One way of addressing these GroundHog day situations is to really take some time to reflect on the situations and try and understand what is going on, and what your part in them is. To think about whether coping with them in a different way could shift something. This is what I try to do with my clients who are divorcing, whether seeing them individually or in with their ex.
We know that unresolved difficulties between couples create real difficulties for ongoing co-parenting.

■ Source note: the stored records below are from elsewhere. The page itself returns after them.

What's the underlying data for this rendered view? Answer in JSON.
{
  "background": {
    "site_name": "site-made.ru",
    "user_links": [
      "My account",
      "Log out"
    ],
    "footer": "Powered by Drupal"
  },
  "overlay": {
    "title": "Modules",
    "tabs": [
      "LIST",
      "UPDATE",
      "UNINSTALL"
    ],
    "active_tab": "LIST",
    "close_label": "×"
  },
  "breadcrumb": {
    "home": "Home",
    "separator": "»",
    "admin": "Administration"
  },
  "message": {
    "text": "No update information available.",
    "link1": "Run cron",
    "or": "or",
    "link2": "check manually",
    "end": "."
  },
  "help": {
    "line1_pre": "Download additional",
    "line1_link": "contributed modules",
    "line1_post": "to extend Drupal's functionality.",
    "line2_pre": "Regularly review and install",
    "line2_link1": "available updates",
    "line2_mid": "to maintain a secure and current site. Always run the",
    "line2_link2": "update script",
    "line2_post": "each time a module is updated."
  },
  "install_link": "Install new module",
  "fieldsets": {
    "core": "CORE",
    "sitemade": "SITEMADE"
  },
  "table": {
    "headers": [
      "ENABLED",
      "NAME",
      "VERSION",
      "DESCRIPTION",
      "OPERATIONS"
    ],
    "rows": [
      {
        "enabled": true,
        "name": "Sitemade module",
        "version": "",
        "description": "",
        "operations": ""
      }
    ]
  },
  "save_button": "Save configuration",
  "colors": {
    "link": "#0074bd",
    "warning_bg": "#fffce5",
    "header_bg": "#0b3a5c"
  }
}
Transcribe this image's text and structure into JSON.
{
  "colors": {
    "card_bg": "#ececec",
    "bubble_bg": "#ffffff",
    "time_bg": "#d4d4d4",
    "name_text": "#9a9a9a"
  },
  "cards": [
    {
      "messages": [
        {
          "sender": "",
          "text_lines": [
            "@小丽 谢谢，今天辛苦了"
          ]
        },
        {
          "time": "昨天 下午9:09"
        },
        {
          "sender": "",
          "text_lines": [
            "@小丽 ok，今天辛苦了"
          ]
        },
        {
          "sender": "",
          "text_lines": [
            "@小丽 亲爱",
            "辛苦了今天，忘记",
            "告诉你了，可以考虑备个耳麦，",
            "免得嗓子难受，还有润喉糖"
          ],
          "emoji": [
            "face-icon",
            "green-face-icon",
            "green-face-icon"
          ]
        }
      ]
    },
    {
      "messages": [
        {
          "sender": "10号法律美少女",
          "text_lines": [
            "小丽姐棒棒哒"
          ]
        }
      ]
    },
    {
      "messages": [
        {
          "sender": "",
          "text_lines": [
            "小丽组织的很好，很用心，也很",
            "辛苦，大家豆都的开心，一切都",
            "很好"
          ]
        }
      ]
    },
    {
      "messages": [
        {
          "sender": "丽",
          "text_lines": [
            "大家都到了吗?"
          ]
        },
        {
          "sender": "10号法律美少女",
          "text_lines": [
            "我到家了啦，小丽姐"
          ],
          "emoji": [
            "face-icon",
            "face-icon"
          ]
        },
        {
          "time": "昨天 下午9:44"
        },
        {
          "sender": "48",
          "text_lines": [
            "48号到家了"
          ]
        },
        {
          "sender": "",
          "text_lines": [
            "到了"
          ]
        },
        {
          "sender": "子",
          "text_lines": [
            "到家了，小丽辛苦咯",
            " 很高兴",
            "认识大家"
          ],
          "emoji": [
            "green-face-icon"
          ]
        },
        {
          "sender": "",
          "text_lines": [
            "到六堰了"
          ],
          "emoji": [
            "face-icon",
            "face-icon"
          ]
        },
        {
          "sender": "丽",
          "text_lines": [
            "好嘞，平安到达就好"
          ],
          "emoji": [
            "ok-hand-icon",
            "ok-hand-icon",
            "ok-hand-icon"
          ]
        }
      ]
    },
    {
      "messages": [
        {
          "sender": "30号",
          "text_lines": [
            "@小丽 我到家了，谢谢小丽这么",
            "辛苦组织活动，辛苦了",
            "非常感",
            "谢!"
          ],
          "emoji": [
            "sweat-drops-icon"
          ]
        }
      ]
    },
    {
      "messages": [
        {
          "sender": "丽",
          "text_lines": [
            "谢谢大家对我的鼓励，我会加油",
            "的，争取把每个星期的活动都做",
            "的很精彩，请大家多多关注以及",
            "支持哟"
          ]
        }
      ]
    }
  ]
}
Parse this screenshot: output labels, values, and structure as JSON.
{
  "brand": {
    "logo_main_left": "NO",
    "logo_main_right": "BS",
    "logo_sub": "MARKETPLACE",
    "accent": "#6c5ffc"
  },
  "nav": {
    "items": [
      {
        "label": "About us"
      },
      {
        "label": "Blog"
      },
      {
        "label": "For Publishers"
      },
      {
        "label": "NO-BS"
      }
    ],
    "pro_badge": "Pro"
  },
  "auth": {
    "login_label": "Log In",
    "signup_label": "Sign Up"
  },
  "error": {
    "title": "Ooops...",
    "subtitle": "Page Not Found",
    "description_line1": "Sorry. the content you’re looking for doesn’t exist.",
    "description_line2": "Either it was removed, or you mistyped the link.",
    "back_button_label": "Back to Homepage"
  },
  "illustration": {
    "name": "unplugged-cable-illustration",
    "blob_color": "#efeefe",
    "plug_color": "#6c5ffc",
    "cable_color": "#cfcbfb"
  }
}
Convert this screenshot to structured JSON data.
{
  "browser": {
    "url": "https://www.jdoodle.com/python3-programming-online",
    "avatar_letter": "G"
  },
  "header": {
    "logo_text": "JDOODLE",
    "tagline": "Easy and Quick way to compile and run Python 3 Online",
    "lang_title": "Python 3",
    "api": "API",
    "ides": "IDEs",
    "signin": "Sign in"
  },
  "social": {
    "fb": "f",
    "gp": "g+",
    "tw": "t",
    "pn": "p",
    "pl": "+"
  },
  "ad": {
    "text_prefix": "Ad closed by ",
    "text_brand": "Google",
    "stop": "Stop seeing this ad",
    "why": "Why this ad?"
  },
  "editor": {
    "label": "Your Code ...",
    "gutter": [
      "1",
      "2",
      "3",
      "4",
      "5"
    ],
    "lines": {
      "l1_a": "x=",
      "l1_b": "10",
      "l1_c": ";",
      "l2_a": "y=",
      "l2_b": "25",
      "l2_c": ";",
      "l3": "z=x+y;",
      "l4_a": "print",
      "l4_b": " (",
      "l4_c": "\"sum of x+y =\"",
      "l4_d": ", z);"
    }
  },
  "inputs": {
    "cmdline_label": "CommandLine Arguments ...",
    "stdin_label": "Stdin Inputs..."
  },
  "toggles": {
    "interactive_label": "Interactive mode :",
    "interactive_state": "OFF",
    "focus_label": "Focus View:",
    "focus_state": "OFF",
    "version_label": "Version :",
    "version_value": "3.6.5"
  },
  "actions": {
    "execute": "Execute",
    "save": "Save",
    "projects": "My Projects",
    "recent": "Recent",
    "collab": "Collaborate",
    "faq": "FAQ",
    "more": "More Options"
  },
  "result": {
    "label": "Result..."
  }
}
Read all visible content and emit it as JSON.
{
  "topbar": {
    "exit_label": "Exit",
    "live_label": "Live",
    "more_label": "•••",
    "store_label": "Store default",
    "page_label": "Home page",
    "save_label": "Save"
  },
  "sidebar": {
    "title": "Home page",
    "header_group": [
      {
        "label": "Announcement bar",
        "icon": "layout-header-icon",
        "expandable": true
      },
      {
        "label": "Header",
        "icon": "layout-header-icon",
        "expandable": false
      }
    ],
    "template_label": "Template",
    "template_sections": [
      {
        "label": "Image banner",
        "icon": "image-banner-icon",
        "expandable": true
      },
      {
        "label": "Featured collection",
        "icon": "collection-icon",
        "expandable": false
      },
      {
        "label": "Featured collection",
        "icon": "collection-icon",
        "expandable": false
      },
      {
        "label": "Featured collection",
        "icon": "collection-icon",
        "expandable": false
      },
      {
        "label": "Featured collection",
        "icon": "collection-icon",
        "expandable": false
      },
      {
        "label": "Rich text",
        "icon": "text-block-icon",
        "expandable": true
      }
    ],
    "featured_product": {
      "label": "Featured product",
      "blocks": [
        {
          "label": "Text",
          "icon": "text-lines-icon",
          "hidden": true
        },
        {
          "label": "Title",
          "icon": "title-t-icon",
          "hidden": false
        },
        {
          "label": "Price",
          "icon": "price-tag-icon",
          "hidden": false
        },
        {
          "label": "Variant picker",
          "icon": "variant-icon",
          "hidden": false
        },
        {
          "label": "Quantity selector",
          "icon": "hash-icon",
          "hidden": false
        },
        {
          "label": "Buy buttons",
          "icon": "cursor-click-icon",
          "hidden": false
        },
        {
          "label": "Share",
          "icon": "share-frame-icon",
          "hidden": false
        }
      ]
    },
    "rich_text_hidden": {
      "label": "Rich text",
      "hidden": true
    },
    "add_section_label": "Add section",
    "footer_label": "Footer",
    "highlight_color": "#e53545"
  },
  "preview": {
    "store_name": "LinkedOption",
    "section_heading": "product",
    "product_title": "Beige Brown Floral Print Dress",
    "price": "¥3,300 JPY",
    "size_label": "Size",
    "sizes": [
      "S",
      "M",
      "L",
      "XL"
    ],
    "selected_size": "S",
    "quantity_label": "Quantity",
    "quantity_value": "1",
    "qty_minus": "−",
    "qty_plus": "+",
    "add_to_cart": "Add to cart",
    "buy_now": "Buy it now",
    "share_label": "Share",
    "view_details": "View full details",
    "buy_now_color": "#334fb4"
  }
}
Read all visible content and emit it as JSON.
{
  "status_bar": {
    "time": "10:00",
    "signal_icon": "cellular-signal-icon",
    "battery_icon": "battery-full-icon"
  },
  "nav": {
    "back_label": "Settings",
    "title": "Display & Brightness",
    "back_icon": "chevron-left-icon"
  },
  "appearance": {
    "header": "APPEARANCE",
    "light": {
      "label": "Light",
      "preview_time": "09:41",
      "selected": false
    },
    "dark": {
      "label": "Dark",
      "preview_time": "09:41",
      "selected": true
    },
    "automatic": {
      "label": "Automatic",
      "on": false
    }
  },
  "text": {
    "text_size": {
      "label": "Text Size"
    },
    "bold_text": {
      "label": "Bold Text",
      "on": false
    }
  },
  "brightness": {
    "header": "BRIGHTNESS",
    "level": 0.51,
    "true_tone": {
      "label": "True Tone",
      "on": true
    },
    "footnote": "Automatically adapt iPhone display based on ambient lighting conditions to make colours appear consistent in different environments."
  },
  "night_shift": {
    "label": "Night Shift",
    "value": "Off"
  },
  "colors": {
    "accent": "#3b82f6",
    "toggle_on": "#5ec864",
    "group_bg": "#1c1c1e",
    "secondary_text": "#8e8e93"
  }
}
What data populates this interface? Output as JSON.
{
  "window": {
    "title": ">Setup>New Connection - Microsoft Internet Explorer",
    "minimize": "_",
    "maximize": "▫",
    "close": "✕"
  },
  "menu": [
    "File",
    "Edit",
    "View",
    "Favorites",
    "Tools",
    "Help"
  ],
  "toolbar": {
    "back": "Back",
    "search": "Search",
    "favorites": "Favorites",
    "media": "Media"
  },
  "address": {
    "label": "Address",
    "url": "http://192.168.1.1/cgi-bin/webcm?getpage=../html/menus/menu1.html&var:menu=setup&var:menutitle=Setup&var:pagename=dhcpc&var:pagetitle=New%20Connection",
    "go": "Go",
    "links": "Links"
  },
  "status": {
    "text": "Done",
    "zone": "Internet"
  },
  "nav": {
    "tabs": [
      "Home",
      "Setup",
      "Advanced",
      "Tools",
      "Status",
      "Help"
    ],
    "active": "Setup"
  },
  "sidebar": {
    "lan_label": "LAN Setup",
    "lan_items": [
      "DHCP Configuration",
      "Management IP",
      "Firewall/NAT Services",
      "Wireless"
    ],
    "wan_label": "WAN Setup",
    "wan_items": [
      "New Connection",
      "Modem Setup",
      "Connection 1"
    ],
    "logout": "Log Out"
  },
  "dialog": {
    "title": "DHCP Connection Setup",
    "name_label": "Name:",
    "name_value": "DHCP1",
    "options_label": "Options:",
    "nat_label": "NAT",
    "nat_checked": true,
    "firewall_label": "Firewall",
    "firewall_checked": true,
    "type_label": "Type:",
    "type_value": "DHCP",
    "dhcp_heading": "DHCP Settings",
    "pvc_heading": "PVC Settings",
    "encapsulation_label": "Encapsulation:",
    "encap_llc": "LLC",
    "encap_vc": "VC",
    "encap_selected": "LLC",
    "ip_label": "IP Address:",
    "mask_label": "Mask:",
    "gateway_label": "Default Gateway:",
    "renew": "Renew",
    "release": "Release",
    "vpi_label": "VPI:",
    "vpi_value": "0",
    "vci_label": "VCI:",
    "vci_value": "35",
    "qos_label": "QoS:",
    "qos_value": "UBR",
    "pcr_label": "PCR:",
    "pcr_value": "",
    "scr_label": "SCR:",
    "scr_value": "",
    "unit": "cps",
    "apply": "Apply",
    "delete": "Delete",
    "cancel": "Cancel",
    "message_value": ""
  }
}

Sometimes facing up to these unresolved difficulties can really shift some of the pressure off the children caught up in their parents’ divorce.
If 2019 was full of lawyers’ letters that made you angry or sad, or full of GroundHog day moments with your ex, then it may be worth considering an initial consultation with a therapist to consider whether there is a different way of dealing with your divorce and a different way of understanding the difficulties.
Jo can work with couples who want to invest in their relationship or prepare for making a greater commitment to each other, e.g. getting married or entering into a civil partnership. This work can be tailored to the couple’s wishes and needs. Some might want a structured series akin to a “marriage preparation course” and some may want to use the time to air expectations and concerns. Differences and similarities can be thought about or couples may wish to use the time to think about how they want to behave with each other and what behaviour may or may not be acceptable. By working in this way, it helps to support the couple’s own problem-solving skills.
For further information on how Jo can help you to approach relationship issues, contact Jo at E: firstname.lastname@example.org or T: 020 7420 5000.